We put out an announcement today about our new big data capabilities. Here it is:
Los Angeles: Database Plugins today unveiled a set of dramatically increased capabilities for its core software technology, dbPluginServer and dbObscura in advance of next week's Oracle Open World conference in San Francisco.
The Los Angeles based company said it has developed a distributed file system architecture that is inherently more secure than the widely used Hadoop system. In addition, it has also adapted all of its software to work in a Windows as well as Linux environment. The company will be demonstrating its software next week at the Oracle Open World Conference in San Francisco's Moscone Center at booth #3309.

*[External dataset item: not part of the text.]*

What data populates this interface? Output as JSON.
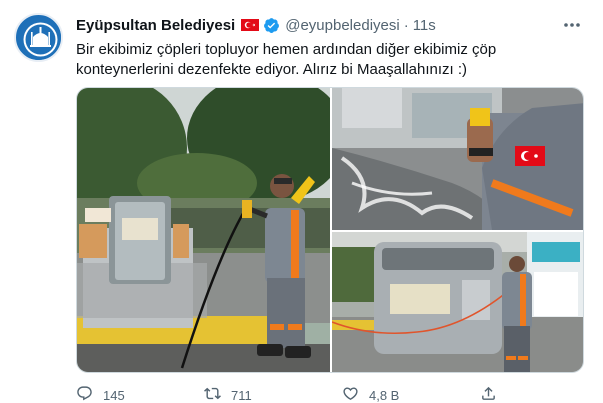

The distributed file system, now called the dbObscura Distributed File System is essentially similar to the widely used Hadoop system in its function and big data capabilities. In the Database Plugins system, dbObscura interphases with multiple databases locally and on a network simultaneously. The most important difference with Hadoop is security. dbObscura eliminates vulnerable file tree structures and uses a non-persistent file naming system to create a highly secure environment within which to perform big data operations.
"This architecture takes on the security concerns that, up to now, have not been adequately addressed when working with big data in a distributed computing environment," according to Database Plugins founder and CTO Steve Guilford. "Using our software tools substantially reduces risk while retaining all the benefits of working with big data over a large network. Vectors for hackers and other criminals are reduced dramatically."

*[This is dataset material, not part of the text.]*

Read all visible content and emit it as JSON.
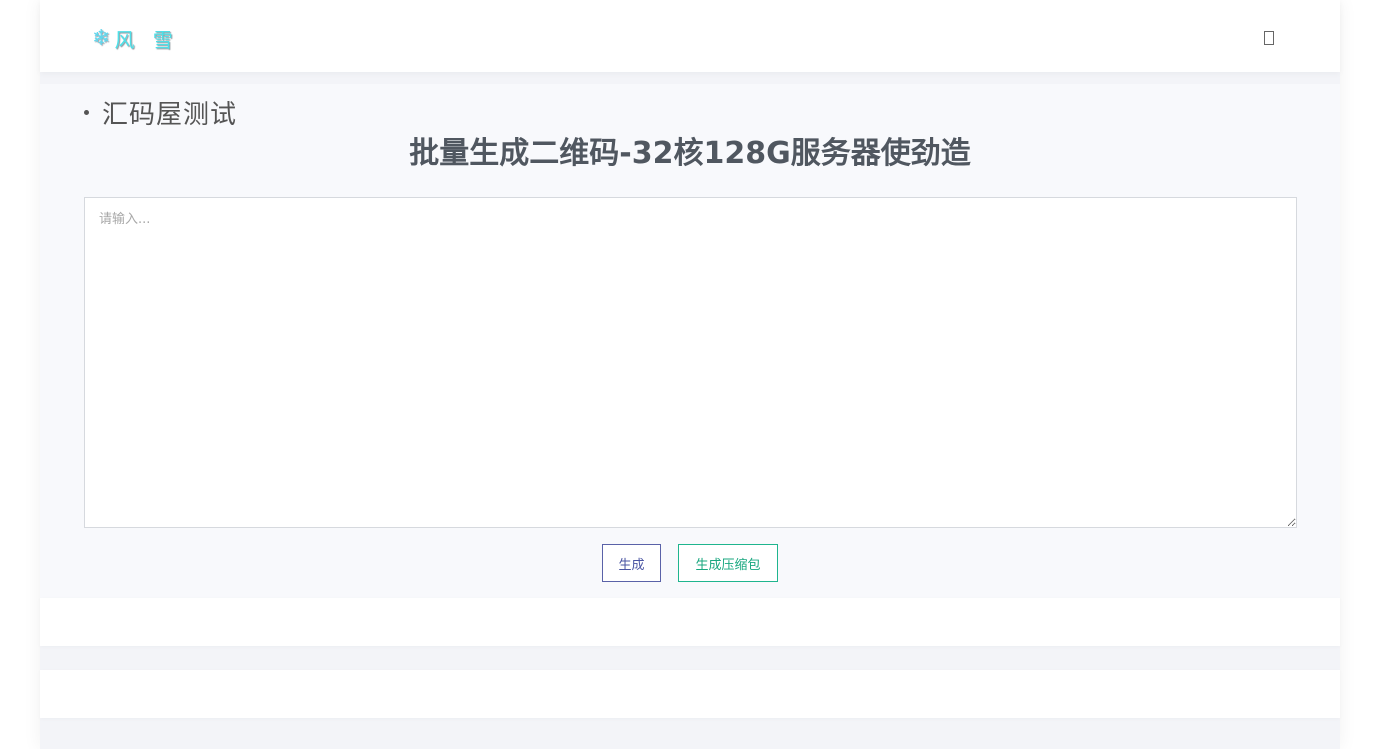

The company's dbPluginServer and dbObscura are data centric software tools that dramatically leverage the security and power of databases. The enhanced features made possible by the software are used to create a security structure in which the common tree-based file system is replaced with a unique database framework that mediates access to files stored in the database. Applications that work with high definition video, for example, can store, transcode and stream media from within a database without ever exposing it on a network. To help explain the implications of this new security paradigm, the company just released a new white paper, Security by Simplicity sm by Citadel Information Group founder and information security pioneer Stan Stahl, PhD.

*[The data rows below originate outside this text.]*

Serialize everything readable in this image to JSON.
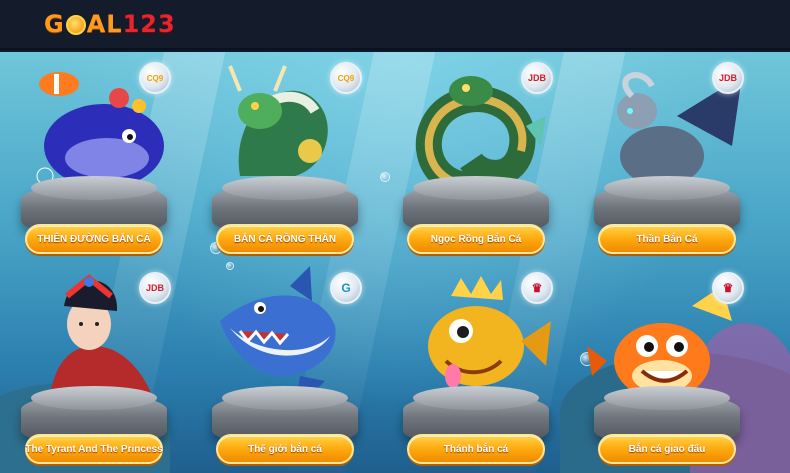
{
  "header": {
    "logo_part1": "G",
    "logo_part2": "AL",
    "logo_part3": "123"
  },
  "colors": {
    "header_bg": "#141c2c",
    "logo_orange": "#ff9a1e",
    "logo_red": "#e8242c",
    "button_gold": "#ffac12",
    "ocean": "#4aa6c8"
  },
  "games": [
    {
      "label": "THIÊN ĐƯỜNG BẮN CÁ",
      "provider_icon": "cq9-logo-icon",
      "provider_text": "CQ9",
      "creature_icon": "whale-fish-icon"
    },
    {
      "label": "BẮN CÁ RỒNG THẦN",
      "provider_icon": "cq9-logo-icon",
      "provider_text": "CQ9",
      "creature_icon": "dragon-icon"
    },
    {
      "label": "Ngọc Rồng Bắn Cá",
      "provider_icon": "jdb-logo-icon",
      "provider_text": "JDB",
      "creature_icon": "green-dragon-icon"
    },
    {
      "label": "Thần Bắn Cá",
      "provider_icon": "jdb-logo-icon",
      "provider_text": "JDB",
      "creature_icon": "winged-beast-icon"
    },
    {
      "label": "The Tyrant And The Princess",
      "provider_icon": "jdb-logo-icon",
      "provider_text": "JDB",
      "creature_icon": "princess-icon"
    },
    {
      "label": "Thế giới bắn cá",
      "provider_icon": "g-logo-icon",
      "provider_text": "G",
      "creature_icon": "shark-icon"
    },
    {
      "label": "Thánh bắn cá",
      "provider_icon": "crown-logo-icon",
      "provider_text": "♛",
      "creature_icon": "golden-fish-icon"
    },
    {
      "label": "Bắn cá giao đấu",
      "provider_icon": "crown-logo-icon",
      "provider_text": "♛",
      "creature_icon": "orange-fish-icon"
    }
  ]
}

(The white paper available for download on the company's site www.dbplugins.com)